Soil water retention is a major soil hydraulic property that governs soil functioning in ecosystems and greatly affects soil management. Soil moisture forms a major buffer against flooding, and water capacity in subsoil is a major steering factor for plant growth.
Clayey soil have very little space between its particles and thus, it can absorb and retain maximum water.
The use of water crystals or peat can be beneficial to boost the water holding capacity of potplant soil.
Soil types with good water retention
Loamy soil has a combination of sand, clay, and silt which make up a soil structure that allows for water to drain out slowly. Loamy soil with a good amount of organic content will be able to hold on to the most water. Clay soils retain water the best, but usually too well.
The soil holds water in two ways: (1) as a film coating on soil particles, and (2) in the pore space between particles. When water infiltrates into the soil from rain or irrigation, the pore spaces are nearly filled with water.
It is found not only in pores but also on the surface of soil particles. These are tightly held in soil and cannot be eliminated except for over drying at 105 ℃. Hygroscopic water is tightly bound to soil by adhesion properties, which causes some water only to be consumed by the roots of plants.

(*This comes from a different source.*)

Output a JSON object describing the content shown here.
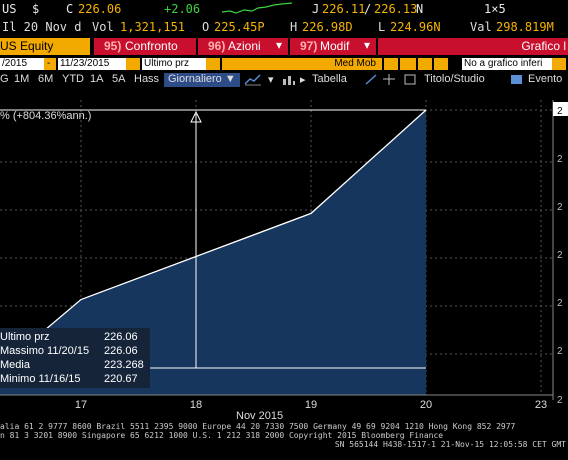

A typical loam soil will consist of roughly 50% soil solids (a combination of sand, silt, and clay) and 50% pore spaces and water. The size and distribution of pore spaces will depend on the size and shape of the mineral particles, as well as the activity of microorganisms.